The 24-page document, a copy of which has been acquired by the Guardian newspaper, contains details of ISIS’s plans for a fully-functioning future state – including government departments, a treasury and an economic system.

There will be department for foreign relations, an information department and a centralized command economy.

The plans, set out between July and October 2014, feature in a document entitled: “Principles in the administration of the Islamic State.”

As well as covering the more mundane administrative aspects of the planned nation, the document also details ideas for training military fighters in the latest weapons and tactics.

Cultural issues are also covered.

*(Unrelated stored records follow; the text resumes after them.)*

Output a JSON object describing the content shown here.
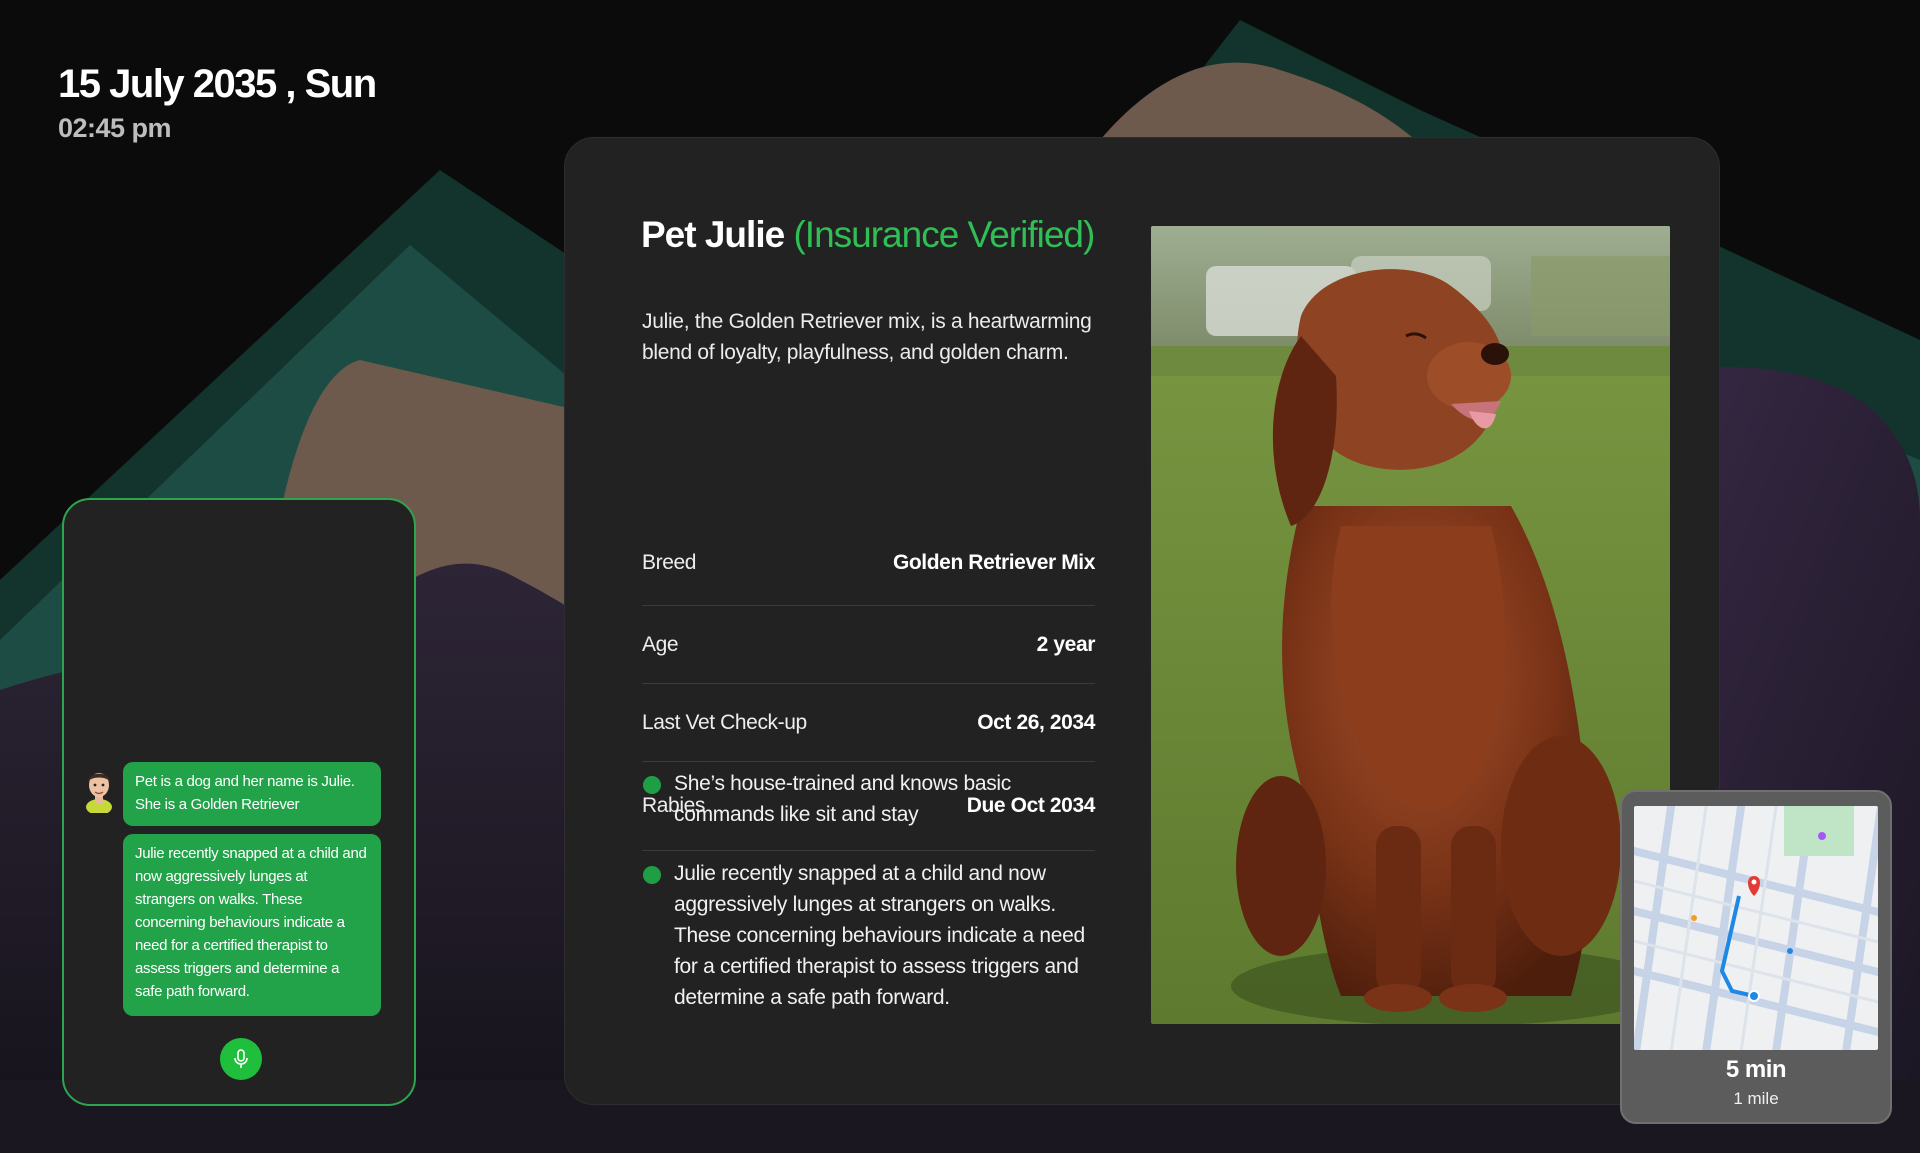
{
  "clock": {
    "date": "15 July 2035 , Sun",
    "time": "02:45 pm"
  },
  "chat": {
    "messages": [
      "Pet is a dog and her name is Julie. She is a Golden Retriever",
      "Julie recently snapped at a child and now aggressively lunges at strangers on walks. These concerning behaviours indicate a need for a certified therapist to assess triggers and determine a safe path forward."
    ],
    "mic_icon": "microphone-icon"
  },
  "pet": {
    "name": "Pet Julie",
    "status": "(Insurance Verified)",
    "description": "Julie, the Golden Retriever mix, is a heartwarming blend of loyalty, playfulness, and golden charm.",
    "specs": [
      {
        "label": "Breed",
        "value": "Golden Retriever Mix"
      },
      {
        "label": "Age",
        "value": "2 year"
      },
      {
        "label": "Last Vet Check-up",
        "value": "Oct 26, 2034"
      },
      {
        "label": "Rabies",
        "value": "Due Oct 2034"
      }
    ],
    "notes": [
      "She’s house-trained and knows basic commands like sit and stay",
      "Julie recently snapped at a child and now aggressively lunges at strangers on walks. These concerning behaviours indicate a need for a certified therapist to assess triggers and determine a safe path forward."
    ]
  },
  "map": {
    "eta": "5 min",
    "distance": "1 mile"
  },
  "colors": {
    "accent_green": "#22a34a",
    "verified_green": "#2fbf55",
    "card_bg": "#222223"
  }
}
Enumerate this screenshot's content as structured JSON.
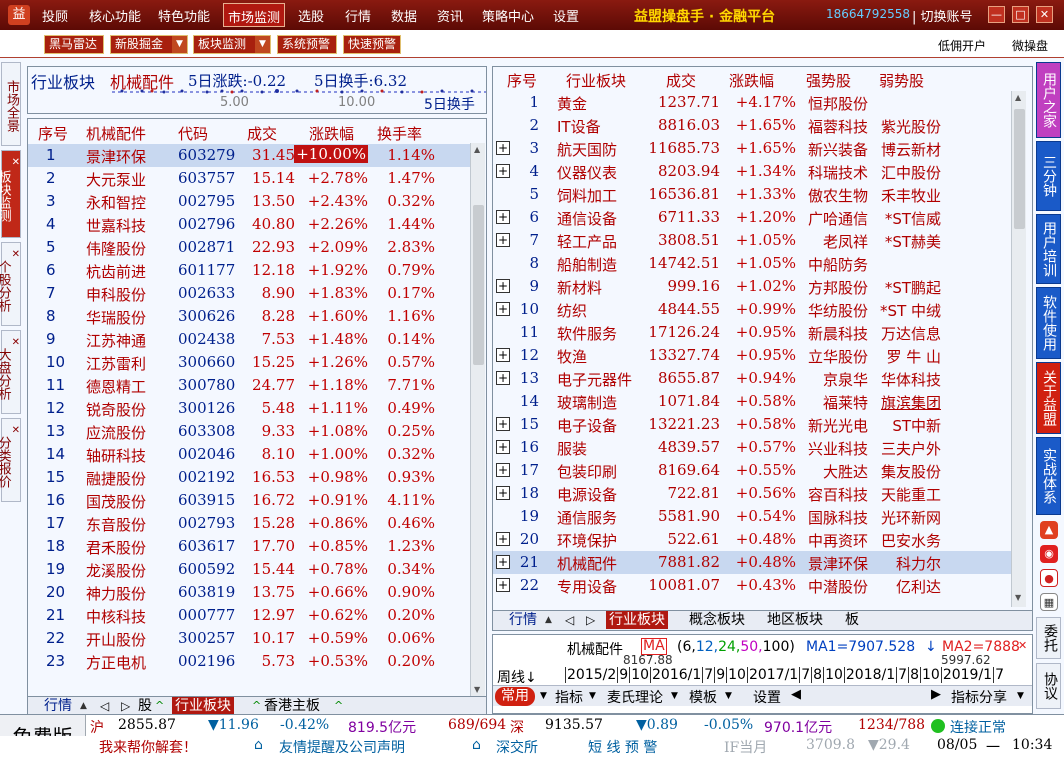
{
  "menu": {
    "items": [
      "投顾",
      "核心功能",
      "特色功能",
      "市场监测",
      "选股",
      "行情",
      "数据",
      "资讯",
      "策略中心",
      "设置"
    ],
    "brand": "益盟操盘手 · 金融平台",
    "phone": "18664792558",
    "switch_account": "| 切换账号"
  },
  "toolbar": {
    "buttons": [
      "黑马雷达",
      "新股掘金",
      "板块监测",
      "系统预警",
      "快速预警"
    ],
    "right1": "低佣开户",
    "right2": "微操盘"
  },
  "left_tabs": [
    "市场全景",
    "板块监测",
    "个股分析",
    "大盘分析",
    "分类报价"
  ],
  "sector_header": {
    "title": "行业板块",
    "name": "机械配件",
    "chg5": "5日涨跌:-0.22",
    "turn5": "5日换手:6.32",
    "tick1": "5.00",
    "tick2": "10.00",
    "tick3": "5日换手"
  },
  "stock_table": {
    "headers": [
      "序号",
      "机械配件",
      "代码",
      "成交",
      "涨跌幅",
      "换手率"
    ],
    "rows": [
      [
        "1",
        "景津环保",
        "603279",
        "31.45",
        "+10.00%",
        "1.14%"
      ],
      [
        "2",
        "大元泵业",
        "603757",
        "15.14",
        "+2.78%",
        "1.47%"
      ],
      [
        "3",
        "永和智控",
        "002795",
        "13.50",
        "+2.43%",
        "0.32%"
      ],
      [
        "4",
        "世嘉科技",
        "002796",
        "40.80",
        "+2.26%",
        "1.44%"
      ],
      [
        "5",
        "伟隆股份",
        "002871",
        "22.93",
        "+2.09%",
        "2.83%"
      ],
      [
        "6",
        "杭齿前进",
        "601177",
        "12.18",
        "+1.92%",
        "0.79%"
      ],
      [
        "7",
        "申科股份",
        "002633",
        "8.90",
        "+1.83%",
        "0.17%"
      ],
      [
        "8",
        "华瑞股份",
        "300626",
        "8.28",
        "+1.60%",
        "1.16%"
      ],
      [
        "9",
        "江苏神通",
        "002438",
        "7.53",
        "+1.48%",
        "0.14%"
      ],
      [
        "10",
        "江苏雷利",
        "300660",
        "15.25",
        "+1.26%",
        "0.57%"
      ],
      [
        "11",
        "德恩精工",
        "300780",
        "24.77",
        "+1.18%",
        "7.71%"
      ],
      [
        "12",
        "锐奇股份",
        "300126",
        "5.48",
        "+1.11%",
        "0.49%"
      ],
      [
        "13",
        "应流股份",
        "603308",
        "9.33",
        "+1.08%",
        "0.25%"
      ],
      [
        "14",
        "轴研科技",
        "002046",
        "8.10",
        "+1.00%",
        "0.32%"
      ],
      [
        "15",
        "融捷股份",
        "002192",
        "16.53",
        "+0.98%",
        "0.93%"
      ],
      [
        "16",
        "国茂股份",
        "603915",
        "16.72",
        "+0.91%",
        "4.11%"
      ],
      [
        "17",
        "东音股份",
        "002793",
        "15.28",
        "+0.86%",
        "0.46%"
      ],
      [
        "18",
        "君禾股份",
        "603617",
        "17.70",
        "+0.85%",
        "1.23%"
      ],
      [
        "19",
        "龙溪股份",
        "600592",
        "15.44",
        "+0.78%",
        "0.34%"
      ],
      [
        "20",
        "神力股份",
        "603819",
        "13.75",
        "+0.66%",
        "0.90%"
      ],
      [
        "21",
        "中核科技",
        "000777",
        "12.97",
        "+0.62%",
        "0.20%"
      ],
      [
        "22",
        "开山股份",
        "300257",
        "10.17",
        "+0.59%",
        "0.06%"
      ],
      [
        "23",
        "方正电机",
        "002196",
        "5.73",
        "+0.53%",
        "0.20%"
      ]
    ]
  },
  "left_bottom_tabs": [
    "行情",
    "股",
    "行业板块",
    "香港主板"
  ],
  "sector_table": {
    "headers": [
      "序号",
      "行业板块",
      "成交",
      "涨跌幅",
      "强势股",
      "弱势股"
    ],
    "rows": [
      [
        "1",
        "黄金",
        "1237.71",
        "+4.17%",
        "恒邦股份",
        ""
      ],
      [
        "2",
        "IT设备",
        "8816.03",
        "+1.65%",
        "福蓉科技",
        "紫光股份"
      ],
      [
        "3",
        "航天国防",
        "11685.73",
        "+1.65%",
        "新兴装备",
        "博云新材"
      ],
      [
        "4",
        "仪器仪表",
        "8203.94",
        "+1.34%",
        "科瑞技术",
        "汇中股份"
      ],
      [
        "5",
        "饲料加工",
        "16536.81",
        "+1.33%",
        "傲农生物",
        "禾丰牧业"
      ],
      [
        "6",
        "通信设备",
        "6711.33",
        "+1.20%",
        "广哈通信",
        "*ST信威"
      ],
      [
        "7",
        "轻工产品",
        "3808.51",
        "+1.05%",
        "老凤祥",
        "*ST赫美"
      ],
      [
        "8",
        "船舶制造",
        "14742.51",
        "+1.05%",
        "中船防务",
        ""
      ],
      [
        "9",
        "新材料",
        "999.16",
        "+1.02%",
        "方邦股份",
        "*ST鹏起"
      ],
      [
        "10",
        "纺织",
        "4844.55",
        "+0.99%",
        "华纺股份",
        "*ST 中绒"
      ],
      [
        "11",
        "软件服务",
        "17126.24",
        "+0.95%",
        "新晨科技",
        "万达信息"
      ],
      [
        "12",
        "牧渔",
        "13327.74",
        "+0.95%",
        "立华股份",
        "罗 牛 山"
      ],
      [
        "13",
        "电子元器件",
        "8655.87",
        "+0.94%",
        "京泉华",
        "华体科技"
      ],
      [
        "14",
        "玻璃制造",
        "1071.84",
        "+0.58%",
        "福莱特",
        "旗滨集团"
      ],
      [
        "15",
        "电子设备",
        "13221.23",
        "+0.58%",
        "新光光电",
        "ST中新"
      ],
      [
        "16",
        "服装",
        "4839.57",
        "+0.57%",
        "兴业科技",
        "三夫户外"
      ],
      [
        "17",
        "包装印刷",
        "8169.64",
        "+0.55%",
        "大胜达",
        "集友股份"
      ],
      [
        "18",
        "电源设备",
        "722.81",
        "+0.56%",
        "容百科技",
        "天能重工"
      ],
      [
        "19",
        "通信服务",
        "5581.90",
        "+0.54%",
        "国脉科技",
        "光环新网"
      ],
      [
        "20",
        "环境保护",
        "522.61",
        "+0.48%",
        "中再资环",
        "巴安水务"
      ],
      [
        "21",
        "机械配件",
        "7881.82",
        "+0.48%",
        "景津环保",
        "科力尔"
      ],
      [
        "22",
        "专用设备",
        "10081.07",
        "+0.43%",
        "中潜股份",
        "亿利达"
      ]
    ]
  },
  "right_bottom_tabs": [
    "行情",
    "行业板块",
    "概念板块",
    "地区板块",
    "板"
  ],
  "chart": {
    "name": "机械配件",
    "ma_label": "MA",
    "ma_params": [
      "(6,",
      "12,",
      "24,",
      "50,",
      "100)"
    ],
    "ma1": "MA1=7907.528",
    "ma2": "MA2=7888",
    "price1": "8167.88",
    "price2": "5997.62",
    "period": "周线",
    "dates": [
      "2015/2",
      "9",
      "10",
      "2016/1",
      "7",
      "9",
      "10",
      "2017/1",
      "7",
      "8",
      "10",
      "2018/1",
      "7",
      "8",
      "10",
      "2019/1",
      "7"
    ]
  },
  "chart_toolbar": [
    "常用",
    "指标",
    "麦氏理论",
    "模板",
    "设置",
    "指标分享"
  ],
  "right_tabs": [
    "用户之家",
    "三分钟",
    "用户培训",
    "软件使用",
    "关于益盟",
    "实战体系",
    "委托",
    "协议"
  ],
  "status": {
    "sh_label": "沪",
    "sh_index": "2855.87",
    "sh_chg": "▼11.96",
    "sh_pct": "-0.42%",
    "sh_amt": "819.5亿元",
    "sh_ud": "689/694",
    "sz_label": "深",
    "sz_index": "9135.57",
    "sz_chg": "▼0.89",
    "sz_pct": "-0.05%",
    "sz_amt": "970.1亿元",
    "sz_ud": "1234/788",
    "conn": "连接正常",
    "edition": "免费版",
    "msg1": "我来帮你解套！",
    "msg2": "友情提醒及公司声明",
    "msg3": "深交所",
    "alert": "短 线 预 警",
    "if_label": "IF当月",
    "if_val": "3709.8",
    "if_chg": "▼29.4",
    "date": "08/05",
    "weekday": "一",
    "time": "10:34"
  },
  "colors": {
    "menu_bg": "#6a1008",
    "accent_red": "#b00000",
    "up_red": "#c00000",
    "text_blue": "#00208c",
    "highlight_row": "#c8d8f0",
    "sidebar_blue": "#1a5ac8"
  }
}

The papers say the Islamic State must be able to combine people of different background, both foreigners and natives, into a cohesive Islamic society.

The report came from an unidentified businessman working with ISIS who has leaked a number of documents in the recent period.

Stanley McChrystal, who led US forces in Iraq from 2006 to 2008, told The Guardian: “If the west sees ISIS as an almost stereotypical band of psychopathic killers, we risk dramatically underestimating them.

He told The Guardian that ISIS’s activity reflected that of rebel movements in the past.

It’s not a big departure from the works of Mao, the practices of the Viet Minh in Indochina, or other movements for whom high-profile actions were really just the tip of a far more nuanced iceberg of organizing activity,” he told The Guardian.

General Graeme Lamb, former head of UK Special Forces, told the newspaper that the documents showed only a local Sunni force could hope to break ISIS.

It must be led by the Sunni Arab leadership and its many tribes across the region, with us in the west and the other religious factions in the Middle East acting in support.

It is not currently how we are shaping the present counter-ISIS campaign, thereby setting ourselves up for potential failure,” he said.